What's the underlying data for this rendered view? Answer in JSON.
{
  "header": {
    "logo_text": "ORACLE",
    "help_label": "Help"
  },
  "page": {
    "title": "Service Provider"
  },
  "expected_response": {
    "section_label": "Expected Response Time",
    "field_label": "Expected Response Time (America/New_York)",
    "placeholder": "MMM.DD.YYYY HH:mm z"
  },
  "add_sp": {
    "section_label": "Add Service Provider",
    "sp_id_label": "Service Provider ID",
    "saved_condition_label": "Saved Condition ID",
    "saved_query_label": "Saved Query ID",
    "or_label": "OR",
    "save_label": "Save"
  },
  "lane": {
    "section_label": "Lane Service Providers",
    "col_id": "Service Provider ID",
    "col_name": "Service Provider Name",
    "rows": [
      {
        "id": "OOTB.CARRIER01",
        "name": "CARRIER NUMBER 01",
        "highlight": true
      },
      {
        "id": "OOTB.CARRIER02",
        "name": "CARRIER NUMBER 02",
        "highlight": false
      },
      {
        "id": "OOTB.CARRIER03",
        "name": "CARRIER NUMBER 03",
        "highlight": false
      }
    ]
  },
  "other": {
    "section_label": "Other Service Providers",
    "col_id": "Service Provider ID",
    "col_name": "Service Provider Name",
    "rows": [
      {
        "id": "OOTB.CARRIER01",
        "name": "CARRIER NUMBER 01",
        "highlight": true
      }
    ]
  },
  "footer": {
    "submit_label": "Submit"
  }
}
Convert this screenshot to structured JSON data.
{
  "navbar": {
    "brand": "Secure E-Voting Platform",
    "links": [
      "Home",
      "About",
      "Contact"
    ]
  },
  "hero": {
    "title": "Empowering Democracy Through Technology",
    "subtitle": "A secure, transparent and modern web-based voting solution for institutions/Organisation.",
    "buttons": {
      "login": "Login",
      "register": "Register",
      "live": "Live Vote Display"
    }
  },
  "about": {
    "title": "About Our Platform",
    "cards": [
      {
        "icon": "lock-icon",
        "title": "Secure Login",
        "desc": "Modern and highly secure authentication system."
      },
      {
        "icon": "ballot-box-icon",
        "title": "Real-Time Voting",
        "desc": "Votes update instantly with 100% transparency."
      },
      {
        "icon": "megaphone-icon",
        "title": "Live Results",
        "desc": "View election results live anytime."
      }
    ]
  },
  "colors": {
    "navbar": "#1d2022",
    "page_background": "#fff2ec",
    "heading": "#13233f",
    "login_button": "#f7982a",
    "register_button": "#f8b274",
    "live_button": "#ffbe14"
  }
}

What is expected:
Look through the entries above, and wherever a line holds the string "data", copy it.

Answer area:
What's the underlying data for this rendered view? Answer in JSON.
Convert this screenshot to structured JSON data.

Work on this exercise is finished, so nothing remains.